* ASSIGNMENT: Could you copy every record below exactly, leaving out the pictures?

* Interface dataset entries:
== Segment start ==

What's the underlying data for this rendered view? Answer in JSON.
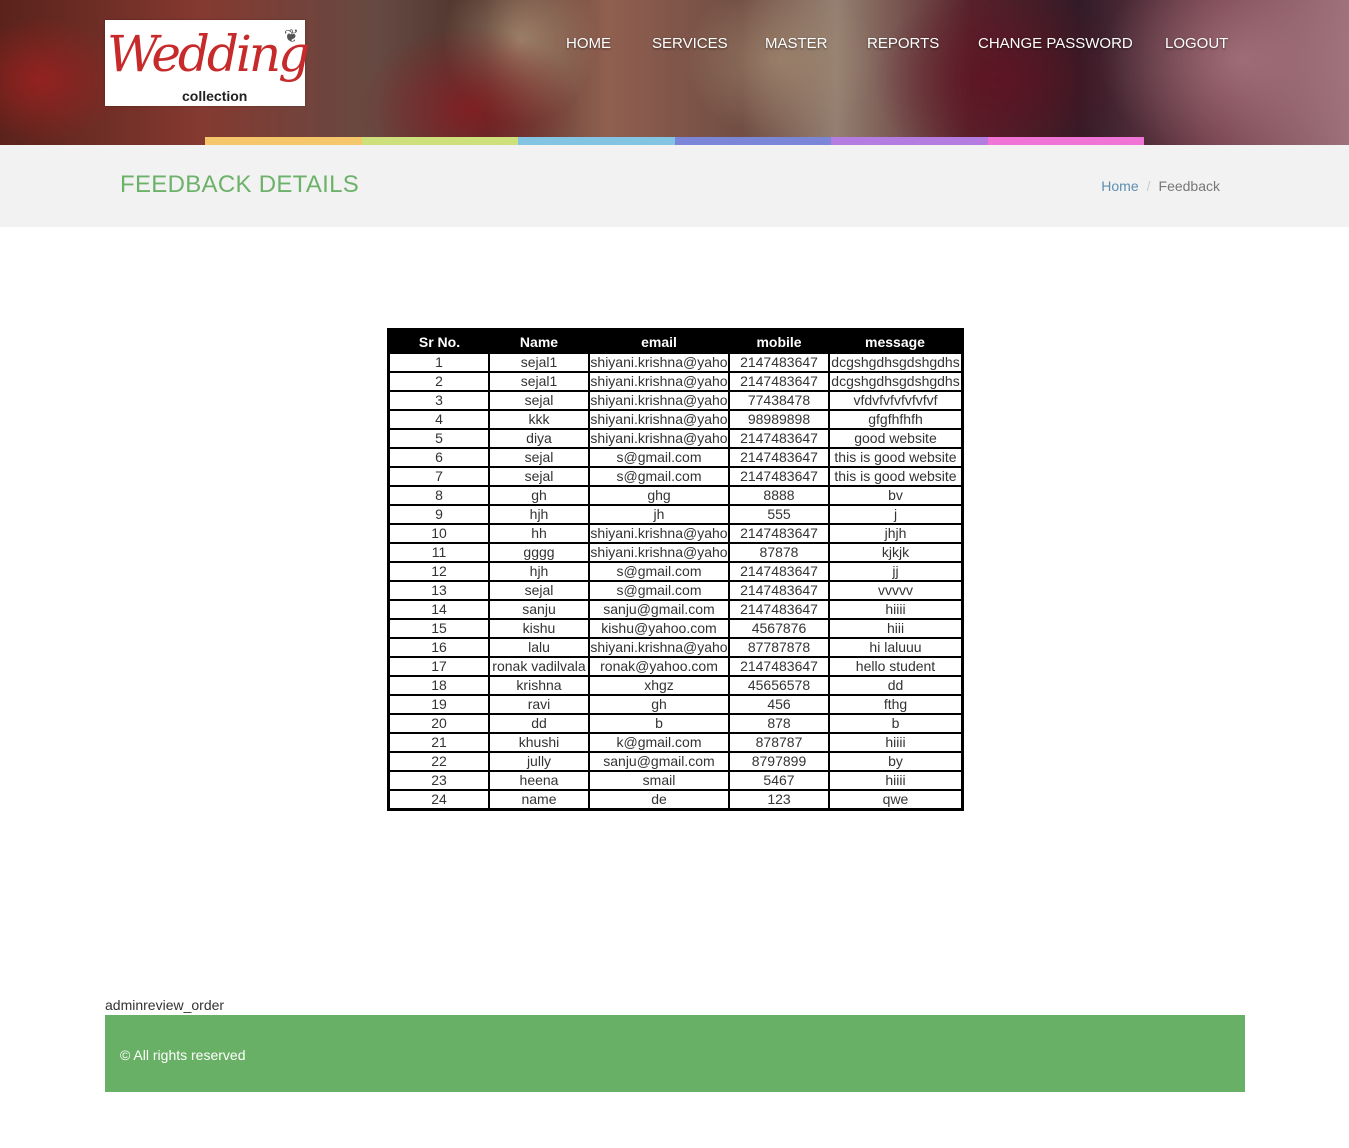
{
  "header": {
    "logo_text": "Wedding",
    "logo_subtext": "collection",
    "nav": [
      {
        "label": "HOME"
      },
      {
        "label": "SERVICES"
      },
      {
        "label": "MASTER"
      },
      {
        "label": "REPORTS"
      },
      {
        "label": "CHANGE PASSWORD"
      },
      {
        "label": "LOGOUT"
      }
    ],
    "strip_colors": [
      "#f5c76a",
      "#cde07b",
      "#82c4e2",
      "#7b86d8",
      "#b47be0",
      "#ef74d6"
    ]
  },
  "page": {
    "title": "FEEDBACK DETAILS",
    "breadcrumb_home": "Home",
    "breadcrumb_current": "Feedback",
    "title_color": "#6db26a"
  },
  "table": {
    "columns": [
      "Sr No.",
      "Name",
      "email",
      "mobile",
      "message"
    ],
    "rows": [
      [
        "1",
        "sejal1",
        "shiyani.krishna@yaho",
        "2147483647",
        "dcgshgdhsgdshgdhs"
      ],
      [
        "2",
        "sejal1",
        "shiyani.krishna@yaho",
        "2147483647",
        "dcgshgdhsgdshgdhs"
      ],
      [
        "3",
        "sejal",
        "shiyani.krishna@yaho",
        "77438478",
        "vfdvfvfvfvfvfvf"
      ],
      [
        "4",
        "kkk",
        "shiyani.krishna@yaho",
        "98989898",
        "gfgfhfhfh"
      ],
      [
        "5",
        "diya",
        "shiyani.krishna@yaho",
        "2147483647",
        "good website"
      ],
      [
        "6",
        "sejal",
        "s@gmail.com",
        "2147483647",
        "this is good website"
      ],
      [
        "7",
        "sejal",
        "s@gmail.com",
        "2147483647",
        "this is good website"
      ],
      [
        "8",
        "gh",
        "ghg",
        "8888",
        "bv"
      ],
      [
        "9",
        "hjh",
        "jh",
        "555",
        "j"
      ],
      [
        "10",
        "hh",
        "shiyani.krishna@yaho",
        "2147483647",
        "jhjh"
      ],
      [
        "11",
        "gggg",
        "shiyani.krishna@yaho",
        "87878",
        "kjkjk"
      ],
      [
        "12",
        "hjh",
        "s@gmail.com",
        "2147483647",
        "jj"
      ],
      [
        "13",
        "sejal",
        "s@gmail.com",
        "2147483647",
        "vvvvv"
      ],
      [
        "14",
        "sanju",
        "sanju@gmail.com",
        "2147483647",
        "hiiii"
      ],
      [
        "15",
        "kishu",
        "kishu@yahoo.com",
        "4567876",
        "hiii"
      ],
      [
        "16",
        "lalu",
        "shiyani.krishna@yaho",
        "87787878",
        "hi laluuu"
      ],
      [
        "17",
        "ronak vadilvala",
        "ronak@yahoo.com",
        "2147483647",
        "hello student"
      ],
      [
        "18",
        "krishna",
        "xhgz",
        "45656578",
        "dd"
      ],
      [
        "19",
        "ravi",
        "gh",
        "456",
        "fthg"
      ],
      [
        "20",
        "dd",
        "b",
        "878",
        "b"
      ],
      [
        "21",
        "khushi",
        "k@gmail.com",
        "878787",
        "hiiii"
      ],
      [
        "22",
        "jully",
        "sanju@gmail.com",
        "8797899",
        "by"
      ],
      [
        "23",
        "heena",
        "smail",
        "5467",
        "hiiii"
      ],
      [
        "24",
        "name",
        "de",
        "123",
        "qwe"
      ]
    ]
  },
  "footer": {
    "page_id": "adminreview_order",
    "copyright": "© All rights reserved",
    "color": "#68b066"
  }
}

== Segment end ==

* FINAL ANSWER:
What's the underlying data for this rendered view? Answer in JSON.
{
  "header": {
    "logo_text": "Wedding",
    "logo_subtext": "collection",
    "nav": [
      {
        "label": "HOME"
      },
      {
        "label": "SERVICES"
      },
      {
        "label": "MASTER"
      },
      {
        "label": "REPORTS"
      },
      {
        "label": "CHANGE PASSWORD"
      },
      {
        "label": "LOGOUT"
      }
    ],
    "strip_colors": [
      "#f5c76a",
      "#cde07b",
      "#82c4e2",
      "#7b86d8",
      "#b47be0",
      "#ef74d6"
    ]
  },
  "page": {
    "title": "FEEDBACK DETAILS",
    "breadcrumb_home": "Home",
    "breadcrumb_current": "Feedback",
    "title_color": "#6db26a"
  },
  "table": {
    "columns": [
      "Sr No.",
      "Name",
      "email",
      "mobile",
      "message"
    ],
    "rows": [
      [
        "1",
        "sejal1",
        "shiyani.krishna@yaho",
        "2147483647",
        "dcgshgdhsgdshgdhs"
      ],
      [
        "2",
        "sejal1",
        "shiyani.krishna@yaho",
        "2147483647",
        "dcgshgdhsgdshgdhs"
      ],
      [
        "3",
        "sejal",
        "shiyani.krishna@yaho",
        "77438478",
        "vfdvfvfvfvfvfvf"
      ],
      [
        "4",
        "kkk",
        "shiyani.krishna@yaho",
        "98989898",
        "gfgfhfhfh"
      ],
      [
        "5",
        "diya",
        "shiyani.krishna@yaho",
        "2147483647",
        "good website"
      ],
      [
        "6",
        "sejal",
        "s@gmail.com",
        "2147483647",
        "this is good website"
      ],
      [
        "7",
        "sejal",
        "s@gmail.com",
        "2147483647",
        "this is good website"
      ],
      [
        "8",
        "gh",
        "ghg",
        "8888",
        "bv"
      ],
      [
        "9",
        "hjh",
        "jh",
        "555",
        "j"
      ],
      [
        "10",
        "hh",
        "shiyani.krishna@yaho",
        "2147483647",
        "jhjh"
      ],
      [
        "11",
        "gggg",
        "shiyani.krishna@yaho",
        "87878",
        "kjkjk"
      ],
      [
        "12",
        "hjh",
        "s@gmail.com",
        "2147483647",
        "jj"
      ],
      [
        "13",
        "sejal",
        "s@gmail.com",
        "2147483647",
        "vvvvv"
      ],
      [
        "14",
        "sanju",
        "sanju@gmail.com",
        "2147483647",
        "hiiii"
      ],
      [
        "15",
        "kishu",
        "kishu@yahoo.com",
        "4567876",
        "hiii"
      ],
      [
        "16",
        "lalu",
        "shiyani.krishna@yaho",
        "87787878",
        "hi laluuu"
      ],
      [
        "17",
        "ronak vadilvala",
        "ronak@yahoo.com",
        "2147483647",
        "hello student"
      ],
      [
        "18",
        "krishna",
        "xhgz",
        "45656578",
        "dd"
      ],
      [
        "19",
        "ravi",
        "gh",
        "456",
        "fthg"
      ],
      [
        "20",
        "dd",
        "b",
        "878",
        "b"
      ],
      [
        "21",
        "khushi",
        "k@gmail.com",
        "878787",
        "hiiii"
      ],
      [
        "22",
        "jully",
        "sanju@gmail.com",
        "8797899",
        "by"
      ],
      [
        "23",
        "heena",
        "smail",
        "5467",
        "hiiii"
      ],
      [
        "24",
        "name",
        "de",
        "123",
        "qwe"
      ]
    ]
  },
  "footer": {
    "page_id": "adminreview_order",
    "copyright": "© All rights reserved",
    "color": "#68b066"
  }
}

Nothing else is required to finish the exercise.